We are going to prove that

$$\displaystyle\int_0^{+\infty}\cos\left(x\sqrt{x^2+a^2}\right)\,\mathrm dx=\sqrt{\dfrac\pi8}\,e^{-\frac{a^2}2}\quad$$ for any $$\,a\in\Bbb R\,.$$

First case :$$\;\;a=0\,.$$

If $$\;a=0\;,\;$$ it results that

$$\displaystyle\int_0^{+\infty}\!\!\!\cos\left(x\sqrt{x^2+a^2}\right)\,\mathrm dx=\!\!\int_0^{+\infty}\!\!\!\cos\left(x^2\right)\mathrm dx=\!\sqrt{\dfrac\pi8}\,.$$
( see here )

Second case :$$\;\;a\neq0\,.$$

If $$\;a\neq0\;,\;$$ we will use the modified Bessel functions of the second kind $$\;K_\nu(x)\;$$ and the following formulas :

$$K_{\frac12}(x)=\sqrt{\dfrac\pi{2x}}\,e^{-x}\;\;,\qquad$$( see here )

$$\displaystyle K_\nu(x)=\sec\left(\!\dfrac{\nu\pi}2\!\right)\!\int_0^{+\infty}\!\!\!\!\cos(x\sinh t)\cosh(\nu t)\,\mathrm dt\,\,,\quad$$( see here )

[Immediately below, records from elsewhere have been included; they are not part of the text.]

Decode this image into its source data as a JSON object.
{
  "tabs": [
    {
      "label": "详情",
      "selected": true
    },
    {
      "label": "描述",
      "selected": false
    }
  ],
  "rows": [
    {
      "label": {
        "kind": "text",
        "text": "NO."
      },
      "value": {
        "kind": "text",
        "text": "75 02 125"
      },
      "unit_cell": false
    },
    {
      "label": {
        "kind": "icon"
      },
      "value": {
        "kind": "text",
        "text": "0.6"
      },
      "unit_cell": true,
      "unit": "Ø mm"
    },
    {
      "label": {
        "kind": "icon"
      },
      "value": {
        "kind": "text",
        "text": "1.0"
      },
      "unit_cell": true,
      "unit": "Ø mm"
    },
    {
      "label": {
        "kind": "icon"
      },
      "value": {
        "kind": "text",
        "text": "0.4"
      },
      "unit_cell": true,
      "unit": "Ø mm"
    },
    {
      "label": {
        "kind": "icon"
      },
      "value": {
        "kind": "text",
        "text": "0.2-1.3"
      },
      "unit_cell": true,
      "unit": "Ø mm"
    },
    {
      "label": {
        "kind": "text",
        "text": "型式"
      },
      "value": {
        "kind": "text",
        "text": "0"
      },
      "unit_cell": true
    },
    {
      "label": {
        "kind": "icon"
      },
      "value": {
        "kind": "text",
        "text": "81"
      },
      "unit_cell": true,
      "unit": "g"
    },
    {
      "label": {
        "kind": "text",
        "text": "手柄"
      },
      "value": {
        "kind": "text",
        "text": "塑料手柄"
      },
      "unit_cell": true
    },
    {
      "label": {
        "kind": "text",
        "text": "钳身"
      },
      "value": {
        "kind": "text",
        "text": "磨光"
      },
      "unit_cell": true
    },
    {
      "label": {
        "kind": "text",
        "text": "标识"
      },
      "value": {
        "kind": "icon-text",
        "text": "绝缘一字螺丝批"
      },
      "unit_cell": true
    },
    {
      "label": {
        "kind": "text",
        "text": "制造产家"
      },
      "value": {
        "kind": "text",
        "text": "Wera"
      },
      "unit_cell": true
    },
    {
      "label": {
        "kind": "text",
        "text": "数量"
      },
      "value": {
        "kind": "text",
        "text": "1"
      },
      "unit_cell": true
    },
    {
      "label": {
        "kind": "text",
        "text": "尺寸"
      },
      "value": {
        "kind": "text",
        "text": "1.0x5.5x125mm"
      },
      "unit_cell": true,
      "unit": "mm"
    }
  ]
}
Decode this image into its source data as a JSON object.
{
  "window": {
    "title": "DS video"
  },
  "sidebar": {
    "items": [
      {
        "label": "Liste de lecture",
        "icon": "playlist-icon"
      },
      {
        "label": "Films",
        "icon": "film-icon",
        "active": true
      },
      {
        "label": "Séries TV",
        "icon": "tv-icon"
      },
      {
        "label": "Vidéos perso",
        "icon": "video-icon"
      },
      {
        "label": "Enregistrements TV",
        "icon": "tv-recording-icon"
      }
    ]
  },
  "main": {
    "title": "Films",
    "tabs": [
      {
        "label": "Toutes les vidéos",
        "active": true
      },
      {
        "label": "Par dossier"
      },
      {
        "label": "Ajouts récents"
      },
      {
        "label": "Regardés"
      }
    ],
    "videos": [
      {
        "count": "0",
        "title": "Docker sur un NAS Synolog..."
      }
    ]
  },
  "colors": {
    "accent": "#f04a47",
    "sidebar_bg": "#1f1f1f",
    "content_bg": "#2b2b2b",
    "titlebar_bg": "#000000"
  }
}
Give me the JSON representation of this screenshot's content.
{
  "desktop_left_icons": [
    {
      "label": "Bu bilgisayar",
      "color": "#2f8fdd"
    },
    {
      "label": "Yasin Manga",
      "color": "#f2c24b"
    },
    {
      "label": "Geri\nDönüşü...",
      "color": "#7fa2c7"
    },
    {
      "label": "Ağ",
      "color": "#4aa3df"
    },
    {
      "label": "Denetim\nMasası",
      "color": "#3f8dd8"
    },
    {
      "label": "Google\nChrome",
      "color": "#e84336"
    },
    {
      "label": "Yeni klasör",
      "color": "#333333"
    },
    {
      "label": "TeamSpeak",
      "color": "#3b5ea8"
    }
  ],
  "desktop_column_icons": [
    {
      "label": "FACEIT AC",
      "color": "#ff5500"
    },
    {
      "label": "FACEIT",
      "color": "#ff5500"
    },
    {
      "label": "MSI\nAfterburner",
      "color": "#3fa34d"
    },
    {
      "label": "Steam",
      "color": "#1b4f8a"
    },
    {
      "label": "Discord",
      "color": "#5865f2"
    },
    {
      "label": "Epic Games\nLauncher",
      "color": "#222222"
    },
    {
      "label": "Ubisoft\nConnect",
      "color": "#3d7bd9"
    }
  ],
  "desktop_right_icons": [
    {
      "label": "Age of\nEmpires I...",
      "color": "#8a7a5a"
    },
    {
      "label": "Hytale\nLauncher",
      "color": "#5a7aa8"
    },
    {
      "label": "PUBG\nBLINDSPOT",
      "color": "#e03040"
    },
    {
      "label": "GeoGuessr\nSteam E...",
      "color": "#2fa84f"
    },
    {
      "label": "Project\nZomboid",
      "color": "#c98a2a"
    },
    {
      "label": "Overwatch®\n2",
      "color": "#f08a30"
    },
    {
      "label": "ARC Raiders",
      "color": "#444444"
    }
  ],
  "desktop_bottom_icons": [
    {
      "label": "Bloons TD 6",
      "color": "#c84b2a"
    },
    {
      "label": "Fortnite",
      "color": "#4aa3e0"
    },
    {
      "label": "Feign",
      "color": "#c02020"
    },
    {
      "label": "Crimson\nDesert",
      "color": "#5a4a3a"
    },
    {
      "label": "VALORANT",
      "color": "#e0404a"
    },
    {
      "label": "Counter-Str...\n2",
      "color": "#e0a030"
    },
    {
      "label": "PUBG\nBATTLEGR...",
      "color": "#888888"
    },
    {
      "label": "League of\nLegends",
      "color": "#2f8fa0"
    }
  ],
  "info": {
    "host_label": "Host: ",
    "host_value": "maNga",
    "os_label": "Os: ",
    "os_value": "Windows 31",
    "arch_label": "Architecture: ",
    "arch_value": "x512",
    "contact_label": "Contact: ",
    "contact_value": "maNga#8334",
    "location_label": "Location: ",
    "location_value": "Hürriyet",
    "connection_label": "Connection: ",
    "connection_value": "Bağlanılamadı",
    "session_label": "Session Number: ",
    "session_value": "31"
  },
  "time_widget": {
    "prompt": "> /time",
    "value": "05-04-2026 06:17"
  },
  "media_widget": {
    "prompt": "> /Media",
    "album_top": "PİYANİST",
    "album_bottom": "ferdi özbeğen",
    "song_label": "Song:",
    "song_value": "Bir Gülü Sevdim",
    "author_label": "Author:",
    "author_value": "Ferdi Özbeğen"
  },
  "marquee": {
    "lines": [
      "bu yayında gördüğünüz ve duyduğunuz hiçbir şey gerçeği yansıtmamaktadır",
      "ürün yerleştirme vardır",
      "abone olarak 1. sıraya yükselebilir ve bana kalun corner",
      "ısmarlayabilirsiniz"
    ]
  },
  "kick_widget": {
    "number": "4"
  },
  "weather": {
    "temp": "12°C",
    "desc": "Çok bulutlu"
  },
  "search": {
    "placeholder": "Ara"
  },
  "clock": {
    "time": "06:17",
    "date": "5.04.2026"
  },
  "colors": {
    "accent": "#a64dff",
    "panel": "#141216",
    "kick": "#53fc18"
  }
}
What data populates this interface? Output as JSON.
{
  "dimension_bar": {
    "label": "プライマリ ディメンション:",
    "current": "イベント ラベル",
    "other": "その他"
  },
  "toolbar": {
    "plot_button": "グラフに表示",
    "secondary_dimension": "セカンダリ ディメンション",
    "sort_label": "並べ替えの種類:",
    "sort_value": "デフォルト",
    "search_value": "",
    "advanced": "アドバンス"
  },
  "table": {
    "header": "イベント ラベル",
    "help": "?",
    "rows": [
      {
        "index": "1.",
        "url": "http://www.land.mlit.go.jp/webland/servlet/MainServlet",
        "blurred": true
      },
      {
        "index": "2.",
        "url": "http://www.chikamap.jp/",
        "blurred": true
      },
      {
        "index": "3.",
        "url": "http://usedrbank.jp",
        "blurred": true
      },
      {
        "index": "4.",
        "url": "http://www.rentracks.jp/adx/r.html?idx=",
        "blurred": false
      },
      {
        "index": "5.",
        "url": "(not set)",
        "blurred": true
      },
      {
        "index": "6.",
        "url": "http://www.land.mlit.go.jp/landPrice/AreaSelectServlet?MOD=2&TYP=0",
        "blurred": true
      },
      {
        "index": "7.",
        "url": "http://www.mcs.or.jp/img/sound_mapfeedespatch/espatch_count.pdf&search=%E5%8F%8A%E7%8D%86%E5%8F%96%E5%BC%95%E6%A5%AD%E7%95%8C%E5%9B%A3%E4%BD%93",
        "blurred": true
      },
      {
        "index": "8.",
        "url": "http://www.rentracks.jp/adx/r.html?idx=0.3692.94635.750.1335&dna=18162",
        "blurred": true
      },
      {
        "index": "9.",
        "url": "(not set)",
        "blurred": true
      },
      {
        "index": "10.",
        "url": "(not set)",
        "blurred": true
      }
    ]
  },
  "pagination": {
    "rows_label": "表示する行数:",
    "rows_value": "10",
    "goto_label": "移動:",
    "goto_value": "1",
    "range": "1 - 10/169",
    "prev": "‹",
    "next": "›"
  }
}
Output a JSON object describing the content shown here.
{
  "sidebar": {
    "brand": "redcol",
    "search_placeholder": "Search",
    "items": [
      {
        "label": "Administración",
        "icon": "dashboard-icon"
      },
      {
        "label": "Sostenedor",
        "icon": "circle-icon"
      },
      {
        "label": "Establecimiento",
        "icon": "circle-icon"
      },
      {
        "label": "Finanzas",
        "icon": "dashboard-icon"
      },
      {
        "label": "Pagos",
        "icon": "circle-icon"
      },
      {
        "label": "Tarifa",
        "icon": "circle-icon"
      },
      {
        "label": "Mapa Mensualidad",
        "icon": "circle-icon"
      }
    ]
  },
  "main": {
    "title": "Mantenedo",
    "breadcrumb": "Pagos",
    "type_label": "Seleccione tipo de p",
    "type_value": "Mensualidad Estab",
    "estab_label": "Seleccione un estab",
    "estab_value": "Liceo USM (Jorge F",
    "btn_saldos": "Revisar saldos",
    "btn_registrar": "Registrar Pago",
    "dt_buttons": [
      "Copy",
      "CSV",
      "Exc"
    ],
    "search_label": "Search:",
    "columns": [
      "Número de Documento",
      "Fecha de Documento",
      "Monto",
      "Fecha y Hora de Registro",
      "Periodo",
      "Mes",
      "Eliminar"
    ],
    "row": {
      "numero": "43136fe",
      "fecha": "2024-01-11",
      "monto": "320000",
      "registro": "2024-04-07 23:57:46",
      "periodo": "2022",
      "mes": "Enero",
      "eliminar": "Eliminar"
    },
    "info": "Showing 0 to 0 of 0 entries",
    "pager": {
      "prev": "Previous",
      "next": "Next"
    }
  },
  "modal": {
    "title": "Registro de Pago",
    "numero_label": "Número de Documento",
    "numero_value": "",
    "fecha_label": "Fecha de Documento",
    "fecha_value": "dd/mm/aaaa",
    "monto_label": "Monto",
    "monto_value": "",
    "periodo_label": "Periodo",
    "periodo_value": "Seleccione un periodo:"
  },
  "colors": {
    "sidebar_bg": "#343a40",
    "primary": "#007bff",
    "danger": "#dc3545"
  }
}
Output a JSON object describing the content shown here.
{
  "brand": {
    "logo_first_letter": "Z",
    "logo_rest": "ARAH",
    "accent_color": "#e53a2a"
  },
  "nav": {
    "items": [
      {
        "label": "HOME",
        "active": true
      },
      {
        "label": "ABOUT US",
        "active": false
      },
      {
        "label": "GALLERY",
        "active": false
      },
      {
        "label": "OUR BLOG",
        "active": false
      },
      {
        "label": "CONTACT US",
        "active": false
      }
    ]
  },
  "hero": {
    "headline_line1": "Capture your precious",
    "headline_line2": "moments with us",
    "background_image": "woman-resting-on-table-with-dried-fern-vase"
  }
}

for any $$\,\nu\in\Bbb C\,$$ such that $$\,|\Re(\nu)|<1\,$$ and for any $$\,x>0\,.$$

It results that

$$\displaystyle\int_0^{+\infty}\cos\left(x\sqrt{x^2+a^2}\right)\,\mathrm dx\underset{\overbrace{\text{ by letting }\,x=|a|\!\sinh\left(\!\frac t2\!\right)\;}}{=}$$

$$\displaystyle=\int_0^{+\infty}\!\!\cos\left[|a|\!\sinh\left(\!\frac t2\!\right)\sqrt{a^2\!\sinh^2\left(\!\frac t2\right)\!+\!a^2}\,\right]\dfrac{|a|}2\cosh\left(\!\dfrac t2\!\right)\,\mathrm dt=$$

$$\displaystyle=\dfrac{|a|}2\int_0^{+\infty}\!\!\cos\left[a^2\!\sinh\left(\!\frac t2\!\right)\sqrt{\sinh^2\left(\!\frac t2\right)\!+\!1}\,\right]\cosh\left(\!\dfrac t2\!\right)\,\mathrm dt=$$

$$\displaystyle=\dfrac{|a|}2\int_0^{+\infty}\!\!\cos\left[a^2\!\sinh\left(\!\frac t2\!\right)\cosh\left(\!\dfrac t2\!\right)\right]\cosh\left(\!\dfrac t2\!\right)\,\mathrm dt=$$

$$\displaystyle=\dfrac{|a|}2\int_0^{+\infty}\!\!\cos\left(\!\dfrac{a^2}2\sinh t\!\right)\cosh\left(\!\dfrac t2\!\right)\,\mathrm dt=$$

$$=\dfrac{|a|}2\cdot\dfrac{K_{\frac12}\!\left(\!\frac{a^2}2\!\right)}{\sec\left(\frac\pi4\right)}=$$

$$=\dfrac{|a|}{2\sqrt2}\cdot K_{\frac12}\!\left(\!\dfrac{a^2}2\!\right)=$$

$$=\dfrac{|a|}{2\sqrt2}\cdot\sqrt{\dfrac\pi{a^2}}\,e^{-\frac{a^2}2}=$$

$$=\sqrt{\dfrac\pi8}\,e^{-\frac{a^2}2}.$$